▸ Problem: Please check every line of the listing for "rest" and copy each line where it is found.

▽

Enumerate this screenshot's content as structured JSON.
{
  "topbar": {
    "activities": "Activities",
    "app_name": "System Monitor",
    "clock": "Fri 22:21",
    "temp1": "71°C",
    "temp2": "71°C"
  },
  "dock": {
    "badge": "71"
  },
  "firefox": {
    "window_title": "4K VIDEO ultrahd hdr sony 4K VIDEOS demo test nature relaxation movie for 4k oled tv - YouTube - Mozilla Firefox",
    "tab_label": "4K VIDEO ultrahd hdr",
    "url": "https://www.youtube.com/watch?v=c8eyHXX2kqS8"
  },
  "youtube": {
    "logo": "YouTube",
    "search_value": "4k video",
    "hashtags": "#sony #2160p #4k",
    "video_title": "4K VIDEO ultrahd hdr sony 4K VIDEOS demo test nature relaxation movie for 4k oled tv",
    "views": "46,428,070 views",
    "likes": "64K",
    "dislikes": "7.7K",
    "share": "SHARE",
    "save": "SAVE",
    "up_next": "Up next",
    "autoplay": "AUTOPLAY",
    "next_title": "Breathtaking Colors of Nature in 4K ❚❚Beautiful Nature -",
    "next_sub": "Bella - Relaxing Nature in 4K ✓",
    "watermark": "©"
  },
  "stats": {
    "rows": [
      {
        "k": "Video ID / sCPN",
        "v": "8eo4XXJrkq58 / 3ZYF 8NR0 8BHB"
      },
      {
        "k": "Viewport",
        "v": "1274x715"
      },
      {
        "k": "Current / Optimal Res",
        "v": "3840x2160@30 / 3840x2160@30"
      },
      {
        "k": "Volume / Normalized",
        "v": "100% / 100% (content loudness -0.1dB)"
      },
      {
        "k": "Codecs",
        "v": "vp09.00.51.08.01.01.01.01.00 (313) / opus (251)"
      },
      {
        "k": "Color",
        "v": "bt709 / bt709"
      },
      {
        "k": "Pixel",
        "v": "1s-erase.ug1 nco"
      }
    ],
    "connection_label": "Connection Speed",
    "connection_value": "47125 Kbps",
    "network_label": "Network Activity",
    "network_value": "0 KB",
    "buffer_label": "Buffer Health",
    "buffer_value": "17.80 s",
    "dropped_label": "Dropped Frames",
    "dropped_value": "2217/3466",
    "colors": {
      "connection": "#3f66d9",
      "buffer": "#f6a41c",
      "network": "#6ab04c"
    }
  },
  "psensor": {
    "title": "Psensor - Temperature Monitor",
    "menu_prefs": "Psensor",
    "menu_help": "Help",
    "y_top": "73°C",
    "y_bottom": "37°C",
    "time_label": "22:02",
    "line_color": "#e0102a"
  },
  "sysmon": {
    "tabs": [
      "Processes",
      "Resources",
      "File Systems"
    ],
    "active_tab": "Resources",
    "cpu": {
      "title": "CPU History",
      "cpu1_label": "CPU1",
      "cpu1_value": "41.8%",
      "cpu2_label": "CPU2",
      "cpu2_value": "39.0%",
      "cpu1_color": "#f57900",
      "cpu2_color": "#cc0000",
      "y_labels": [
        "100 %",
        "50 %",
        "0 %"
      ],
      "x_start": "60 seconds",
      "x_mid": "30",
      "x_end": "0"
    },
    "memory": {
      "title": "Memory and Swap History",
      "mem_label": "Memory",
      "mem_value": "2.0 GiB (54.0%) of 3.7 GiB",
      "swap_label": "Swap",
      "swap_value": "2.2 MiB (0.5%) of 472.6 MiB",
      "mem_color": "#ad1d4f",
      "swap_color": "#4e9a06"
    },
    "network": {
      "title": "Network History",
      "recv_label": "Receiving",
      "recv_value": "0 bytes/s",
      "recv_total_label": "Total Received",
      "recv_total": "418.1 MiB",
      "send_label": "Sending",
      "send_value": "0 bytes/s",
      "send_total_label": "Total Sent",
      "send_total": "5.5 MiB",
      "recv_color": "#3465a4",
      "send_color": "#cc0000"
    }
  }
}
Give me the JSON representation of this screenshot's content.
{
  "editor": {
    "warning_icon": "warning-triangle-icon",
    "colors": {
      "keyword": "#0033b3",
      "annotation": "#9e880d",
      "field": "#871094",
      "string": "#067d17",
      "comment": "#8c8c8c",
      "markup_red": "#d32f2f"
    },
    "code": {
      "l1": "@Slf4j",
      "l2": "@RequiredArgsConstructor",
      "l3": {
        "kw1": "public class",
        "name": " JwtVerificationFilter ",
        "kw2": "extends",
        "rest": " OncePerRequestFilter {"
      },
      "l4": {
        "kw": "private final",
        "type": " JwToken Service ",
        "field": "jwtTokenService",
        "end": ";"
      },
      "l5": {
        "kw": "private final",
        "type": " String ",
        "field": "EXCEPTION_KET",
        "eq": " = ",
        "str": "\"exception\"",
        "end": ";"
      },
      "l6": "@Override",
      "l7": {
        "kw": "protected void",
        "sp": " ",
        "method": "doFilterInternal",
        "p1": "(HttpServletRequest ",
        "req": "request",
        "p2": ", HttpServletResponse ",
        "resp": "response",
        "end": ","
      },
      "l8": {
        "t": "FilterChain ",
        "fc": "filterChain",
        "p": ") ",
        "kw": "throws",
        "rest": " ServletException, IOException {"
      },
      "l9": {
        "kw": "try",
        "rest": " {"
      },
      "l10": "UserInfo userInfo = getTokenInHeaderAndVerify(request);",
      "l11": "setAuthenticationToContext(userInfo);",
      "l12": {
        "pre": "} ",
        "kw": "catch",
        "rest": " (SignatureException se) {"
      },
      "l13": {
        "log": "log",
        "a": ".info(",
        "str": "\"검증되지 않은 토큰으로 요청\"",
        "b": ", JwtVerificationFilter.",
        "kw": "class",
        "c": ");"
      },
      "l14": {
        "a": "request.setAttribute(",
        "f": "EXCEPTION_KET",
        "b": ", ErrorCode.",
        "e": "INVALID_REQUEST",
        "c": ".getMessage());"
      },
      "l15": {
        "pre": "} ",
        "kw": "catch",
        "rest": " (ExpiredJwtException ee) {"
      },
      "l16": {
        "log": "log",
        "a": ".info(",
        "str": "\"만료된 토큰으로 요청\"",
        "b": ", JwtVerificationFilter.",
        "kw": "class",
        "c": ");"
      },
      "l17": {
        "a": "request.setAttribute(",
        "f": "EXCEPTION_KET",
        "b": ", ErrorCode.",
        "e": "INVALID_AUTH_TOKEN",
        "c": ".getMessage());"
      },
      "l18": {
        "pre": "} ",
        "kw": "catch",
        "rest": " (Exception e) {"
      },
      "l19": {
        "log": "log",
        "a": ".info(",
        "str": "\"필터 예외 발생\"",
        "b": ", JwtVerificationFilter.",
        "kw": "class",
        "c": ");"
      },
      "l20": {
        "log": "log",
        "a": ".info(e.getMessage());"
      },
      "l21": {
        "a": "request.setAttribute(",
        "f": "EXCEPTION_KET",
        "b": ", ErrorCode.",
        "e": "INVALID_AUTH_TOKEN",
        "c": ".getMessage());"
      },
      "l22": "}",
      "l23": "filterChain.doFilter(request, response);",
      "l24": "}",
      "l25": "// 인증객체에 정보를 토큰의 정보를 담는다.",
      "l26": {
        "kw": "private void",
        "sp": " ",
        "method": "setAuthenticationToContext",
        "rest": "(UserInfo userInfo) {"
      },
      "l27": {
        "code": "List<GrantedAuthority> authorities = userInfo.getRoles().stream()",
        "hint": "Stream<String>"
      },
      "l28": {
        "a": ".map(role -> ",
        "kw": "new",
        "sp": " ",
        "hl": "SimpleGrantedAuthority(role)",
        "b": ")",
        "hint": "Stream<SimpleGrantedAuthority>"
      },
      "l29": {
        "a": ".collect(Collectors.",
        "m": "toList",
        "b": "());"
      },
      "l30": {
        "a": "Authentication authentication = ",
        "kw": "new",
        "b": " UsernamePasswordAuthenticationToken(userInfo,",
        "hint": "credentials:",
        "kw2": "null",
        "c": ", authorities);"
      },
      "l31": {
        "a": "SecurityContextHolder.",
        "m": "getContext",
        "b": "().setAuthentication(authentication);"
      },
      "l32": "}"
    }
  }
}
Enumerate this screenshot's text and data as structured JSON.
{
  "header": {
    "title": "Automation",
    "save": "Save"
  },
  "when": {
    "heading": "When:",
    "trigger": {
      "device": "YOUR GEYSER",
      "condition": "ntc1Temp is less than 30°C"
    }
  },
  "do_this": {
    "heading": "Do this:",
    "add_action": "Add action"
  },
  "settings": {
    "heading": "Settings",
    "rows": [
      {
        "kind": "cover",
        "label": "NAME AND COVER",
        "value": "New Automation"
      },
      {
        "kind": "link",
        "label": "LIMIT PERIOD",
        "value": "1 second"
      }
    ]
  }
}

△

▸ Exercise result:
        "rest": " OncePerRequestFilter {"
        "rest": " ServletException, IOException {"
        "rest": " {"
        "rest": " (SignatureException se) {"
        "rest": " (ExpiredJwtException ee) {"
        "rest": " (Exception e) {"
        "rest": "(UserInfo userInfo) {"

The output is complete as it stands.